Stability in Macedonia has many different meanings. Europe’s architecture, South East Europe’s stability, NATO enlargement, regional cooperation and global balances are all related to Macedonia’s stability. However, Macedonia’s “Greek Issue” threatens all these equations…
Macedonia is determined to speed up and do its best to overcome all challenges on its path of accession to the EU in 2009. Deputy Prime Minister Ivica Bocevski also verifies this determination with his statements.
If Macedonia achieves this it will not only be a big step for itself. Macedonia will also be a big step for the EU, NATO, Balkans, and the global system. Since December 2005, Macedonia has a new and special place in the EU accession process. Macedonia, that has assumed the candidate country status, is now waiting for the EU Council to start the accession negotiations. Skopje, has experienced a disappointment in previous months.
Against all expectations, it failed to start the negotiations with the EU Council in December 2008. Because according to the Commission, as indicated in the last progress report, Macedonia has not yet completed the political criteria that are vital for the accession negotiations. Of course, that was not the only reason, because if political criteria were fundamental in the accession process, many EU member countries today would be left out of the Union.
The basic reason forcing the Commission to assume a “reserved” position is the ongoing “name” dispute between Greece and Macedonia. Greece’ objection to Macedonia’s name is a great problem challenging this country’s accession to the EU, because Greece is determined to veto Macedonia until the dispute is resolved. Ivica Bocevski’s statements show that Macedonia is aware of its responsibility towards itself and the international community.
Likewise, Bocevski’s saying that his country “is ready to start negotiations tomorrow if the EU were to want that way”, and that “it is high time for the EU to get in gear and start negotiations” presents the truth without leaving space for further comment.
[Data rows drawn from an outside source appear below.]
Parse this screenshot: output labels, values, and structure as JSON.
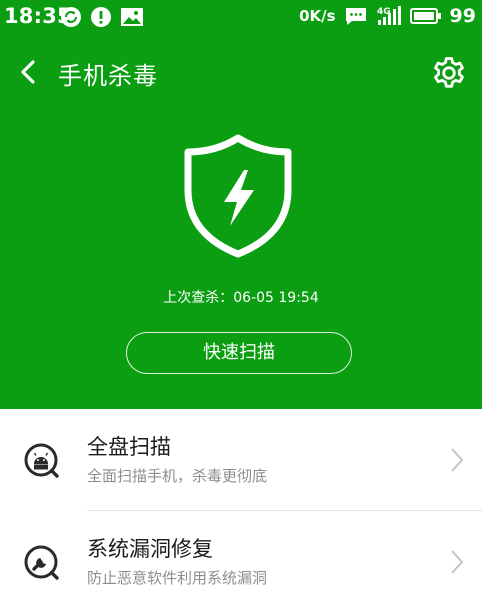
{
  "status_bar": {
    "time": "18:35",
    "net_speed": "0K/s",
    "battery": "99",
    "icons": [
      "sync-icon",
      "alert-icon",
      "image-icon",
      "message-icon",
      "4g-signal-icon",
      "battery-icon"
    ]
  },
  "header": {
    "title": "手机杀毒",
    "back_icon": "back-arrow-icon",
    "settings_icon": "gear-icon"
  },
  "hero": {
    "shield_icon": "shield-lightning-icon",
    "last_scan_label": "上次查杀：",
    "last_scan_time": "06-05 19:54",
    "quick_scan_label": "快速扫描"
  },
  "list": {
    "items": [
      {
        "title": "全盘扫描",
        "subtitle": "全面扫描手机，杀毒更彻底",
        "icon": "android-scan-icon"
      },
      {
        "title": "系统漏洞修复",
        "subtitle": "防止恶意软件利用系统漏洞",
        "icon": "wrench-icon"
      }
    ]
  },
  "colors": {
    "brand_green": "#0b9e12",
    "text_primary": "#1a1a1a",
    "text_secondary": "#8e8e8e"
  }
}
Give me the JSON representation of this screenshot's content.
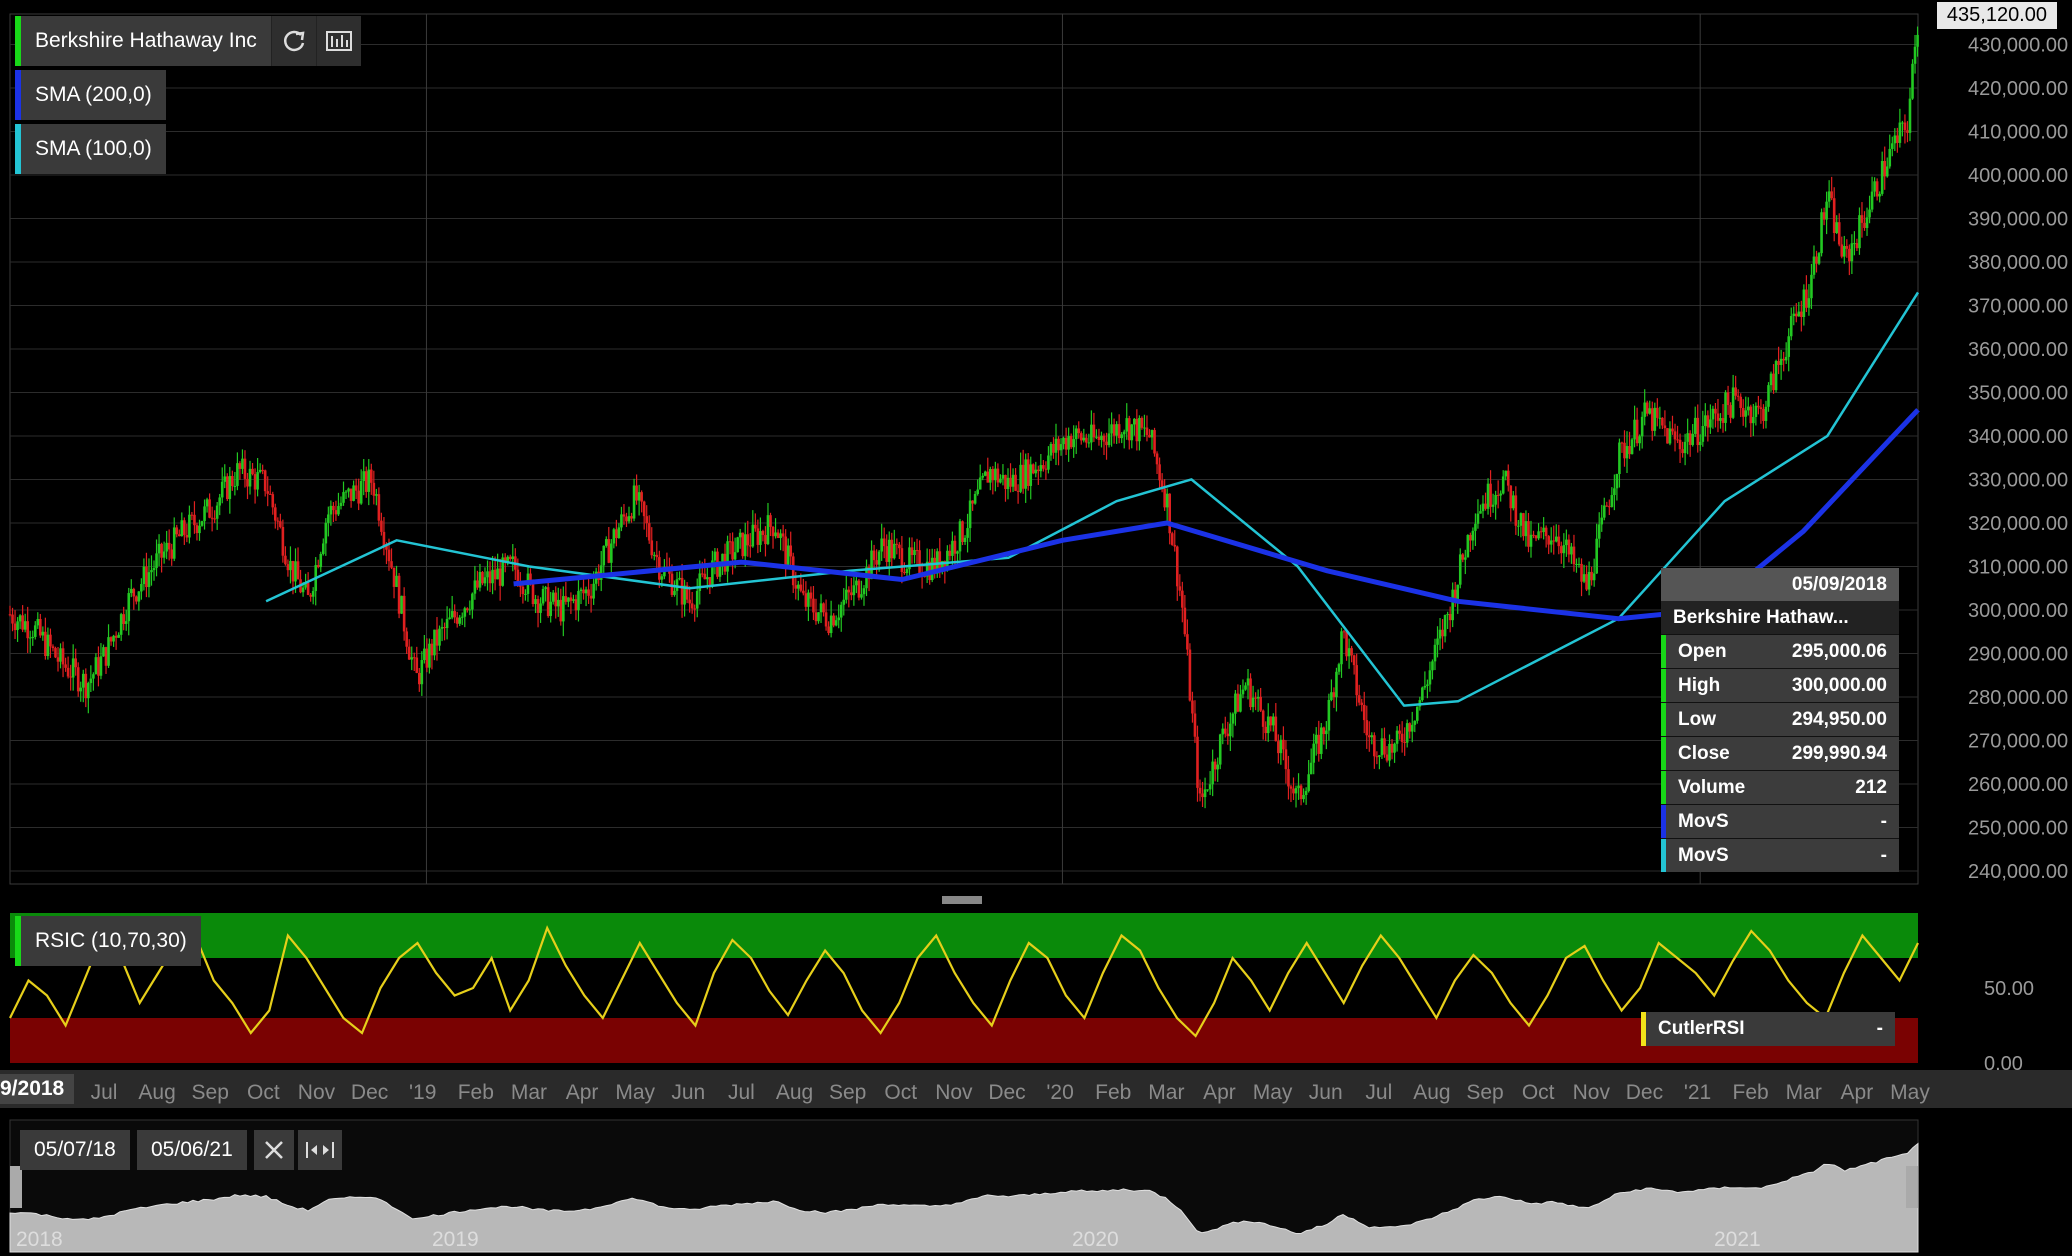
{
  "header": {
    "symbol_label": "Berkshire Hathaway Inc",
    "refresh_icon": "refresh-icon",
    "chart_settings_icon": "chart-settings-icon",
    "current_price_flag": "435,120.00"
  },
  "legend": [
    {
      "label": "SMA (200,0)",
      "color": "#1b32e6"
    },
    {
      "label": "SMA (100,0)",
      "color": "#23c4d4"
    }
  ],
  "colors": {
    "up": "#22c822",
    "down": "#e02020",
    "symbol_marker": "#18d818",
    "sma200": "#1b32e6",
    "sma100": "#23c4d4",
    "rsi_line": "#e6cf1a",
    "rsi_upper_zone": "#0a8a0a",
    "rsi_lower_zone": "#7a0202"
  },
  "tooltip": {
    "date": "05/09/2018",
    "name": "Berkshire Hathaw...",
    "rows": [
      {
        "key": "Open",
        "value": "295,000.06",
        "color": "#18d818"
      },
      {
        "key": "High",
        "value": "300,000.00",
        "color": "#18d818"
      },
      {
        "key": "Low",
        "value": "294,950.00",
        "color": "#18d818"
      },
      {
        "key": "Close",
        "value": "299,990.94",
        "color": "#18d818"
      },
      {
        "key": "Volume",
        "value": "212",
        "color": "#18d818"
      },
      {
        "key": "MovS",
        "value": "-",
        "color": "#1b32e6"
      },
      {
        "key": "MovS",
        "value": "-",
        "color": "#23c4d4"
      }
    ]
  },
  "rsi_panel": {
    "label": "RSIC (10,70,30)",
    "indicator_name": "CutlerRSI",
    "indicator_value": "-",
    "y_ticks": [
      "50.00",
      "0.00"
    ]
  },
  "time_axis": {
    "start_flag": "9/2018",
    "labels": [
      "Jul",
      "Aug",
      "Sep",
      "Oct",
      "Nov",
      "Dec",
      "'19",
      "Feb",
      "Mar",
      "Apr",
      "May",
      "Jun",
      "Jul",
      "Aug",
      "Sep",
      "Oct",
      "Nov",
      "Dec",
      "'20",
      "Feb",
      "Mar",
      "Apr",
      "May",
      "Jun",
      "Jul",
      "Aug",
      "Sep",
      "Oct",
      "Nov",
      "Dec",
      "'21",
      "Feb",
      "Mar",
      "Apr",
      "May"
    ]
  },
  "navigator": {
    "from_date": "05/07/18",
    "to_date": "05/06/21",
    "close_icon": "close-icon",
    "fit-range_icon": "fit-range-icon",
    "year_labels": [
      "2018",
      "2019",
      "2020",
      "2021"
    ]
  },
  "chart_data": {
    "type": "candlestick",
    "title": "Berkshire Hathaway Inc",
    "y_ticks": [
      "430,000.00",
      "420,000.00",
      "410,000.00",
      "400,000.00",
      "390,000.00",
      "380,000.00",
      "370,000.00",
      "360,000.00",
      "350,000.00",
      "340,000.00",
      "330,000.00",
      "320,000.00",
      "310,000.00",
      "300,000.00",
      "290,000.00",
      "280,000.00",
      "270,000.00",
      "260,000.00",
      "250,000.00",
      "240,000.00"
    ],
    "ylim": [
      237000,
      437000
    ],
    "grid": true,
    "close_series": {
      "name": "Berkshire Hathaway Inc",
      "points": [
        [
          "2018-05-07",
          299000
        ],
        [
          "2018-05-20",
          296000
        ],
        [
          "2018-06-05",
          288000
        ],
        [
          "2018-06-20",
          283000
        ],
        [
          "2018-07-01",
          290000
        ],
        [
          "2018-07-15",
          303000
        ],
        [
          "2018-08-01",
          312000
        ],
        [
          "2018-08-15",
          318000
        ],
        [
          "2018-09-01",
          324000
        ],
        [
          "2018-09-15",
          332000
        ],
        [
          "2018-10-01",
          329000
        ],
        [
          "2018-10-15",
          310000
        ],
        [
          "2018-10-25",
          302000
        ],
        [
          "2018-11-05",
          322000
        ],
        [
          "2018-11-20",
          327000
        ],
        [
          "2018-12-01",
          330000
        ],
        [
          "2018-12-15",
          305000
        ],
        [
          "2018-12-26",
          284000
        ],
        [
          "2019-01-05",
          292000
        ],
        [
          "2019-01-20",
          300000
        ],
        [
          "2019-02-01",
          306000
        ],
        [
          "2019-02-20",
          310000
        ],
        [
          "2019-03-05",
          303000
        ],
        [
          "2019-03-20",
          300000
        ],
        [
          "2019-04-05",
          305000
        ],
        [
          "2019-04-20",
          318000
        ],
        [
          "2019-05-01",
          326000
        ],
        [
          "2019-05-15",
          310000
        ],
        [
          "2019-06-01",
          302000
        ],
        [
          "2019-06-15",
          310000
        ],
        [
          "2019-07-01",
          315000
        ],
        [
          "2019-07-20",
          320000
        ],
        [
          "2019-08-05",
          302000
        ],
        [
          "2019-08-20",
          298000
        ],
        [
          "2019-09-05",
          305000
        ],
        [
          "2019-09-20",
          315000
        ],
        [
          "2019-10-05",
          311000
        ],
        [
          "2019-10-20",
          310000
        ],
        [
          "2019-11-05",
          318000
        ],
        [
          "2019-11-20",
          332000
        ],
        [
          "2019-12-01",
          329000
        ],
        [
          "2019-12-20",
          334000
        ],
        [
          "2020-01-05",
          340000
        ],
        [
          "2020-01-20",
          339000
        ],
        [
          "2020-02-05",
          343000
        ],
        [
          "2020-02-20",
          340000
        ],
        [
          "2020-03-01",
          325000
        ],
        [
          "2020-03-10",
          300000
        ],
        [
          "2020-03-20",
          255000
        ],
        [
          "2020-04-01",
          270000
        ],
        [
          "2020-04-15",
          283000
        ],
        [
          "2020-05-01",
          272000
        ],
        [
          "2020-05-15",
          256000
        ],
        [
          "2020-06-01",
          275000
        ],
        [
          "2020-06-10",
          295000
        ],
        [
          "2020-06-25",
          270000
        ],
        [
          "2020-07-10",
          268000
        ],
        [
          "2020-07-25",
          280000
        ],
        [
          "2020-08-10",
          300000
        ],
        [
          "2020-08-25",
          323000
        ],
        [
          "2020-09-10",
          330000
        ],
        [
          "2020-09-25",
          315000
        ],
        [
          "2020-10-10",
          318000
        ],
        [
          "2020-10-28",
          305000
        ],
        [
          "2020-11-05",
          318000
        ],
        [
          "2020-11-15",
          335000
        ],
        [
          "2020-12-01",
          345000
        ],
        [
          "2020-12-20",
          338000
        ],
        [
          "2021-01-05",
          343000
        ],
        [
          "2021-01-20",
          348000
        ],
        [
          "2021-02-05",
          345000
        ],
        [
          "2021-02-20",
          362000
        ],
        [
          "2021-03-05",
          375000
        ],
        [
          "2021-03-15",
          395000
        ],
        [
          "2021-03-25",
          380000
        ],
        [
          "2021-04-05",
          390000
        ],
        [
          "2021-04-20",
          405000
        ],
        [
          "2021-04-30",
          412000
        ],
        [
          "2021-05-06",
          435120
        ]
      ]
    },
    "sma200": {
      "name": "SMA (200,0)",
      "points": [
        [
          "2019-02-20",
          306000
        ],
        [
          "2019-07-01",
          311000
        ],
        [
          "2019-10-01",
          307000
        ],
        [
          "2020-01-01",
          316000
        ],
        [
          "2020-03-01",
          320000
        ],
        [
          "2020-06-01",
          309000
        ],
        [
          "2020-08-15",
          302000
        ],
        [
          "2020-11-15",
          298000
        ],
        [
          "2021-01-05",
          300000
        ],
        [
          "2021-03-01",
          318000
        ],
        [
          "2021-05-06",
          346000
        ]
      ]
    },
    "sma100": {
      "name": "SMA (100,0)",
      "points": [
        [
          "2018-10-01",
          302000
        ],
        [
          "2018-12-15",
          316000
        ],
        [
          "2019-03-01",
          310000
        ],
        [
          "2019-06-01",
          305000
        ],
        [
          "2019-09-01",
          309000
        ],
        [
          "2019-12-01",
          312000
        ],
        [
          "2020-02-01",
          325000
        ],
        [
          "2020-03-15",
          330000
        ],
        [
          "2020-05-15",
          310000
        ],
        [
          "2020-07-15",
          278000
        ],
        [
          "2020-08-15",
          279000
        ],
        [
          "2020-11-15",
          298000
        ],
        [
          "2021-01-15",
          325000
        ],
        [
          "2021-03-15",
          340000
        ],
        [
          "2021-05-06",
          373000
        ]
      ]
    },
    "rsi": {
      "name": "CutlerRSI",
      "ylim": [
        0,
        100
      ],
      "upper_band": 70,
      "lower_band": 30,
      "values": [
        30,
        55,
        45,
        25,
        55,
        85,
        70,
        40,
        60,
        80,
        85,
        55,
        40,
        20,
        35,
        85,
        70,
        50,
        30,
        20,
        50,
        70,
        80,
        60,
        45,
        50,
        70,
        35,
        55,
        90,
        65,
        45,
        30,
        55,
        80,
        60,
        40,
        25,
        60,
        82,
        70,
        48,
        32,
        55,
        75,
        60,
        35,
        20,
        40,
        70,
        85,
        60,
        40,
        25,
        55,
        80,
        70,
        45,
        30,
        60,
        85,
        75,
        50,
        30,
        18,
        40,
        70,
        55,
        35,
        60,
        80,
        60,
        40,
        65,
        85,
        70,
        50,
        30,
        55,
        72,
        60,
        40,
        25,
        45,
        70,
        78,
        55,
        35,
        50,
        80,
        70,
        60,
        45,
        68,
        88,
        75,
        55,
        40,
        30,
        60,
        85,
        70,
        55,
        80
      ]
    }
  }
}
However, the Greek approach reminds of some question marks, because officially Athens is supporting the “EU membership of all Western Balkan countries” but it accuses Macedonia for being “populist” and wants it to change its name…
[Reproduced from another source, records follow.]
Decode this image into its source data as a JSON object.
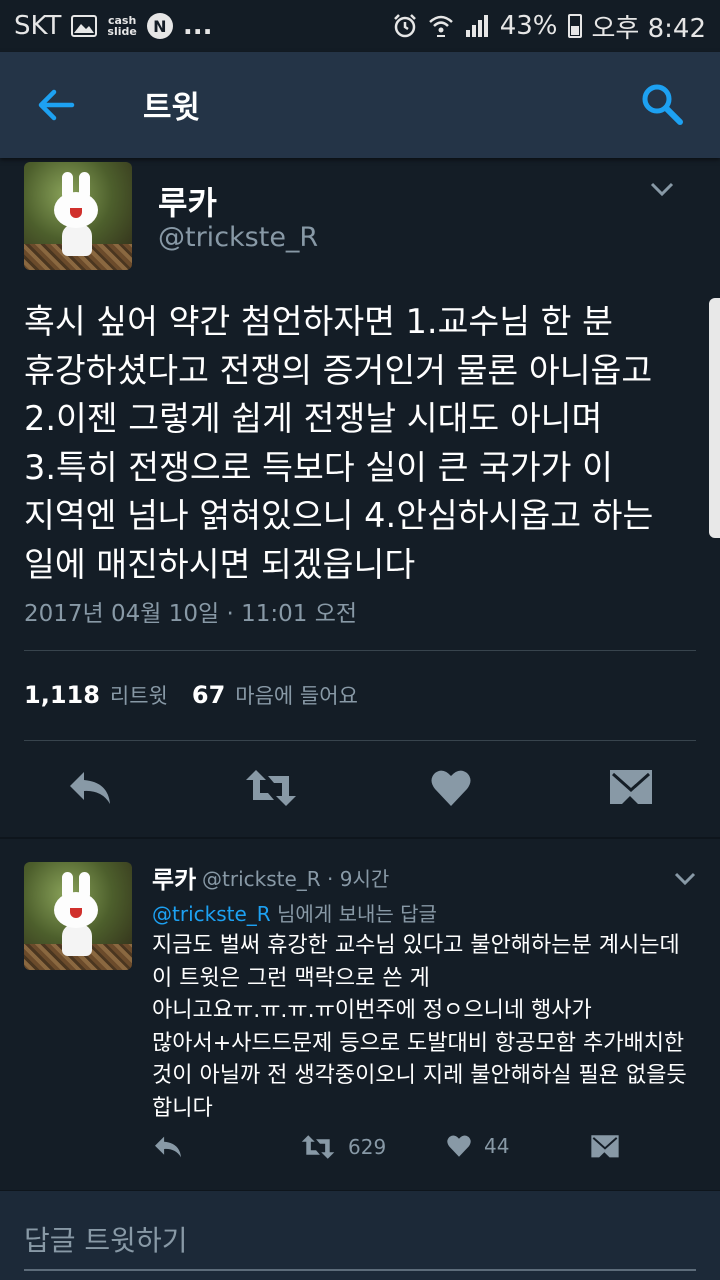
{
  "status_bar": {
    "carrier": "SKT",
    "cash_slide": "cash\nslide",
    "naver_letter": "N",
    "more": "...",
    "battery": "43%",
    "time": "오후 8:42"
  },
  "app_bar": {
    "title": "트윗"
  },
  "tweet": {
    "name": "루카",
    "handle": "@trickste_R",
    "text": "혹시 싶어 약간 첨언하자면 1.교수님 한 분\n휴강하셨다고 전쟁의 증거인거 물론 아니옵고\n2.이젠 그렇게 쉽게 전쟁날 시대도 아니며\n3.특히 전쟁으로 득보다 실이 큰 국가가 이\n지역엔 넘나 얽혀있으니 4.안심하시옵고 하는\n일에 매진하시면 되겠읍니다",
    "date": "2017년 04월 10일 · 11:01 오전",
    "retweet_count": "1,118",
    "retweet_label": "리트윗",
    "like_count": "67",
    "like_label": "마음에 들어요"
  },
  "reply": {
    "name": "루카",
    "meta": "@trickste_R · 9시간",
    "reply_to_handle": "@trickste_R",
    "reply_to_suffix": " 님에게 보내는 답글",
    "text": "지금도 벌써 휴강한 교수님 있다고 불안해하는분 계시는데\n이 트윗은 그런 맥락으로 쓴 게\n아니고요ㅠ.ㅠ.ㅠ.ㅠ이번주에 정ㅇ으니네 행사가\n많아서+사드드문제 등으로 도발대비 항공모함 추가배치한\n것이 아닐까 전 생각중이오니 지레 불안해하실 필욘 없을듯\n합니다",
    "retweet_count": "629",
    "like_count": "44"
  },
  "compose": {
    "placeholder": "답글 트윗하기"
  },
  "colors": {
    "background": "#141d26",
    "app_bar": "#243447",
    "accent": "#1da1f2",
    "secondary_text": "#8899a6",
    "divider": "#38444d"
  }
}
Though it is not the subject of this article, it is also known that Athens has also delayed the EU process of Albania. Therefore, although Greek Foreign Minister Dora Bakoyannis’ saying that “without Balkans the EU would have a missing part” is realist, however when she says that “in the process of integration to the EU, Greece’ neighbors should leave all the past conflicts behind and make contact with the whole world”, the “problem” presents itself. Because there are many things hidden in Athens’ saying “past conflicts”.
When Athens says “past conflicts” in the Balkans, it wants only “some” problems to be solved “the way Greece wants”. Already, at a conference on European issues in European Policy Center in Brussels in January 26, 2009, Bakoyannis accused Macedonia for “choosing the name Macedonia” and for openly “ using nationalist rhetoric and conducting outdated implementations”. Previously, Athens had also criticized Macedonia for naming a toll-road after the national hero “Great Alexander”; as if Macedonia had to name the road after “Haris Aleksiu”.
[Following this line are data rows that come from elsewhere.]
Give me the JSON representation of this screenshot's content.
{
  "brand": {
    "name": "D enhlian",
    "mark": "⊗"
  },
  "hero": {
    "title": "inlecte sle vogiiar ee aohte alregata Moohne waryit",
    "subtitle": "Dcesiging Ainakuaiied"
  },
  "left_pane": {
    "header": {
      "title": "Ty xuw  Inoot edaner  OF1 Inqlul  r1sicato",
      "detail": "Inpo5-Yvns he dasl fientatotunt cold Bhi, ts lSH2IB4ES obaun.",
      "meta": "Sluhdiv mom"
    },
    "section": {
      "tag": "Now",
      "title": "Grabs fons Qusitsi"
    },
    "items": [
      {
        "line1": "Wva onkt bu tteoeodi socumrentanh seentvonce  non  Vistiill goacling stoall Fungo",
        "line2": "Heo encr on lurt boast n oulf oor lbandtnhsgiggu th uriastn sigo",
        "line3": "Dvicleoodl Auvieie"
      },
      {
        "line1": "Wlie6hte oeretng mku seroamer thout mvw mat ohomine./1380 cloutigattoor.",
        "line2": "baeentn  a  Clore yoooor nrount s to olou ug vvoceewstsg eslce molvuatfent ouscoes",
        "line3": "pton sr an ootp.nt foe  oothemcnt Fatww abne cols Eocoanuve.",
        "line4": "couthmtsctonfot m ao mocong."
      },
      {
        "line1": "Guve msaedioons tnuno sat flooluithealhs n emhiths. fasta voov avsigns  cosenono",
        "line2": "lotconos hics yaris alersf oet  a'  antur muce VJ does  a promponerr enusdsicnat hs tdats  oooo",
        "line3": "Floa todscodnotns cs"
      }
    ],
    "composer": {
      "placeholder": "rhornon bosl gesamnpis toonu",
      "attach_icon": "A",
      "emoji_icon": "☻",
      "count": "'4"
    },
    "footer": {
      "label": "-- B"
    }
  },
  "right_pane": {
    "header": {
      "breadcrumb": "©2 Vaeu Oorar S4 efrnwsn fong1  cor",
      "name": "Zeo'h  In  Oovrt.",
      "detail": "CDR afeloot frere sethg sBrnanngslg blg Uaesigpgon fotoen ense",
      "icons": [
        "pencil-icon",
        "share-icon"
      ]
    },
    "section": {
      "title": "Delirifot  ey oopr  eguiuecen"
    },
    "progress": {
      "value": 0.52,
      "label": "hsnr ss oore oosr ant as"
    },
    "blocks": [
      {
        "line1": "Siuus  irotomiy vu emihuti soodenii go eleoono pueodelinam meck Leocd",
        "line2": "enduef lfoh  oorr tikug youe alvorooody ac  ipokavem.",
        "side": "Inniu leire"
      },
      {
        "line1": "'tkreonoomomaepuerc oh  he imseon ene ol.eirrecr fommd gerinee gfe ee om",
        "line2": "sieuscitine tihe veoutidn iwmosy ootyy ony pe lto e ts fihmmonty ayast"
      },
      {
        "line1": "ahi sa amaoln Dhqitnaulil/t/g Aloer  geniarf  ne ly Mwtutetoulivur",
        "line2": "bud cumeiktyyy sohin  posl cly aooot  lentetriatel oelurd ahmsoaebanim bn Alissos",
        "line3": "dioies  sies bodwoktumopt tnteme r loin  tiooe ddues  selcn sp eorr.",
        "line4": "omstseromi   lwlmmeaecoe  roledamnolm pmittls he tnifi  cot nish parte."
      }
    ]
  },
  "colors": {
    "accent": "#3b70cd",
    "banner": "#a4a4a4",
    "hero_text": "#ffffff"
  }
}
Previously, Greece blocked the beginning of negotiations in Macedonia’s accession process. Also in April 2008 summit in Bucharest, Athens also blocked Macedonia’s entering the NATO. Although, a new meeting under UN mediation is scheduled for next month, because of the tough stance of both countries, the observer delegation do not have the smallest spark of hope for improvement in near future. Greece’ supporting the EU membership of all West Balkan countries is not totally a wrong argument, because Bakoyannis has a very different approach about Serbia.
Bakoyannis spoke different on Belgrade’s still not handing Ratko Mladic who is responsible for the Srebrenica massacre –to justice: “We cannot let a war criminal take the new democracy hostage”… Macedonia does not have a problem like “Srebrenica” or a case like “Mladic”. Macedonian democracy and Serbian democracy are coeval. Greece has a responsibility to respect the interests of EU and NATO, of which it is a member. The interests of EU and NATO require Macedonia’s accession.
In this case, it would be useful to remember Agatha Christie novels’ main logic in order to understand this enigmatic policy of Athens. In Agatha Christie novels, one needs to ask two basic questions fid out the murderer : 1-Whose gun is still hot? The murderer is definitely not him/her. 2- Who does this murder –in fact- serve? This is actually the important question to ask…